According to Forbes, more than 50 percent of the working population in the U.S. works for a small business, which means tens of millions of Americans lack access to employer-supported retirement plans.
"States have taken notice of this in recent years, so they have begun in a handful of instances to examine a mandate of one variety or another to require businesses to either offer a private plan or a state-sponsored product," Howell says.
These mandates could spell major change not only for the small businesses that will be required to follow them, but also for the retirement industry itself.
"The 401(k) industry has ignored the small business world for a very long time, because small businesses don't have the ability to gather assets at any appreciable rate to make it worthwhile, at least for the legacy 401(k) industry," Howell says. "It has been a long-neglected market. Now that there are mandates, the retirement industry is taking a long, hard look at what's going on ... and whether it should come up with products that are suitable for the small business community in a way in which we haven't before."
The Oregon Example
While there are many states that have passed legislation, are considering legislation, or are investigating possibilities, Howell says that Oregon is currently the farthest along in the process. It makes sense to look at what is happening there to get a glimpse of what the future may hold for small business owners elsewhere.
In Oregon, a new law requires businesses of at least two employees to provide retirement plans. A phase-in period of 2-3 years starts in June 2017, and in that time, some 60,000 small businesses will have to respond to the mandate.

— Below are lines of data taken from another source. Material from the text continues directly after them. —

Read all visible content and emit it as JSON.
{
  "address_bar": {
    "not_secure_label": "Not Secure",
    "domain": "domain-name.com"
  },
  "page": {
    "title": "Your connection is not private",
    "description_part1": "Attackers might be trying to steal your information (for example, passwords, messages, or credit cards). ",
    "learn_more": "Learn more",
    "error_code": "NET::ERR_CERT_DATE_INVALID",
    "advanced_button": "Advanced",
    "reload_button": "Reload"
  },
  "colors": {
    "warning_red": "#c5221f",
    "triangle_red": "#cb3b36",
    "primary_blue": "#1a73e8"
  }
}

Affected employers can choose between offering a state-sponsored product or a private retirement plan that is covered by the Employee Retirement Income Security Act (ERISA). This includes plans like 401(k)s, simplified employee pension plans (SEPs), and SIMPLE 401(k)s. (More information about these plans can be found on the U.S. Department of Labor website.)
According to Howell, response from the small business community has been a "mixed bag."

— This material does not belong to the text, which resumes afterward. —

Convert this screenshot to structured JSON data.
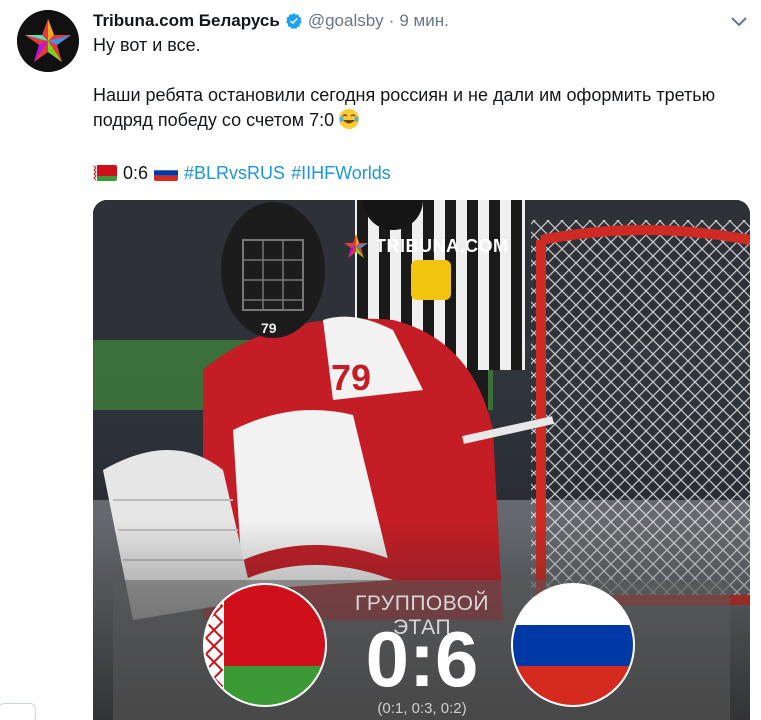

"On the one hand, nobody likes to be told what to do; on the other hand, it's hard to agree that saving for retirement isn't a lofty goal," he says. "People, to a certain extent, resent having to act, but having to act in this case is probably beneficial in the long run, as long as you don't overburden businesses with administrative functions in the meanwhile."
The state-sponsored product in Oregon will be a payroll deduction IRA. Businesses will have to make deposits via salary deferrals to IRA accounts for their employees. These plans will be exempt from ERISA, which means, in part, that they won't have to adhere to the fiduciary responsibility rules put in place by the act.
The second option for businesses in Oregon is to offer 401(k) plans through the private marketplace. Howell sees benefits to this course of action, including:
- the greater flexibility of 401(k) plans;
- higher contribution limits than IRAs, which means more tax advantages;
- and the opportunity to retain employees by offering a company match to their deposits.
Given these benefits, Howell believes many employers will go the 401(k) route.
"We think that there will be a subset of employers who, rather than going with the state-sponsored product for whatever reason, will gravitate toward an ERISA plan offered by a private a provider," Howell says.
Keep an Eye on California, Too
While California's mandate is not as far along as Oregon's, Howell believes small businesses should pay attention to what is happening in The Gold State. Because of the prominence of California's economy and the size of the state, there's good reason to believe other states will take a page from its book if and when they begin enacting similar mandates.
"As California goes, others watch," Howell says.
ERISA? IRA? 401(k)? Oh my!
Did all the financialese in this article leave you scratching your head? Us, too. Here are a few links for additional reading:
"The First Step to ERISA Compliance? Choosing the Right Retirement Plan" by Lisa Chui in Corporate Compliance Insights
"401(k) Plan: What It Is and How to Choose One" by Jennifer Post in Business News Daily
"Traditional Vs. Roth IRAs: Which Is Right for You?" by Andrew Meadows at Ubiquity's blog